There's a method to reading and enjoying this book. First, read Jenny's blog (www.thebloggess.com - we recommend starting with this post. It had us all rolling on the floor.) Then follow her on Twitter (@thebloggess) and get to know her (as much as you can know an author you've never actually seen). Once you "get" Jenny a bit, and love her as I guarantee you will, then you are ready to read her "Mostly True Memoir". If you read the reviews written by professional reviewers, they discount the book as being too over the top, exaggerated, and random. Obviously they have not followed the steps, or else they are stuffy men who have never laughed at themselves.

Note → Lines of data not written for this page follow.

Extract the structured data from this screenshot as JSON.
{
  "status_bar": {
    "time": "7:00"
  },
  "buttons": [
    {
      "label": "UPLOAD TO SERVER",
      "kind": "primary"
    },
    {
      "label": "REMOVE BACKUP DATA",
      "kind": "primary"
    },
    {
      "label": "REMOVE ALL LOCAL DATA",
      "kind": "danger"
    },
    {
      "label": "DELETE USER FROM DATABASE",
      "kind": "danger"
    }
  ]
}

Jenny suffers from an anxiety disorder which alternately (a.) forces her to hide in the bathroom or (b.) shuts off her self-filter and leaves her spewing a non-stop stream of consciousness (usually about inappropriate subjects) to total strangers. She also has a bizarre fixation on taxidermied animals and the ability to spin every situation as her husband, Victor's, fault. All of which she retells with a caustic sense of humor.
But underneath all that is a vulernable woman with a heart as big and open as West Texas. You can see it in the Traveling Red Dress project that began with her donating one red dress to be passed around and turned into hundreds of people donating and sharing dresses to help other women feel better about themselves. You can see it in the money she raised (by what started as a joke) to give Night Night Packages for homeless children.
Jenny's willingness to share all this makes her feel like a friend telling you these stories over a glass of wine, rather than a distant, unknown author. THIS is the crucial information those reviewers missed. Because if you have that info, this book is hilarious! I feel obliged to mention that Jenny is well-versed in profanity and uses it frequently, so if that's an issue, you might want to skip this one (and her blog). But if you can look past it, then her "mostly true memoir" is touching, encouraging and just freakin' funny!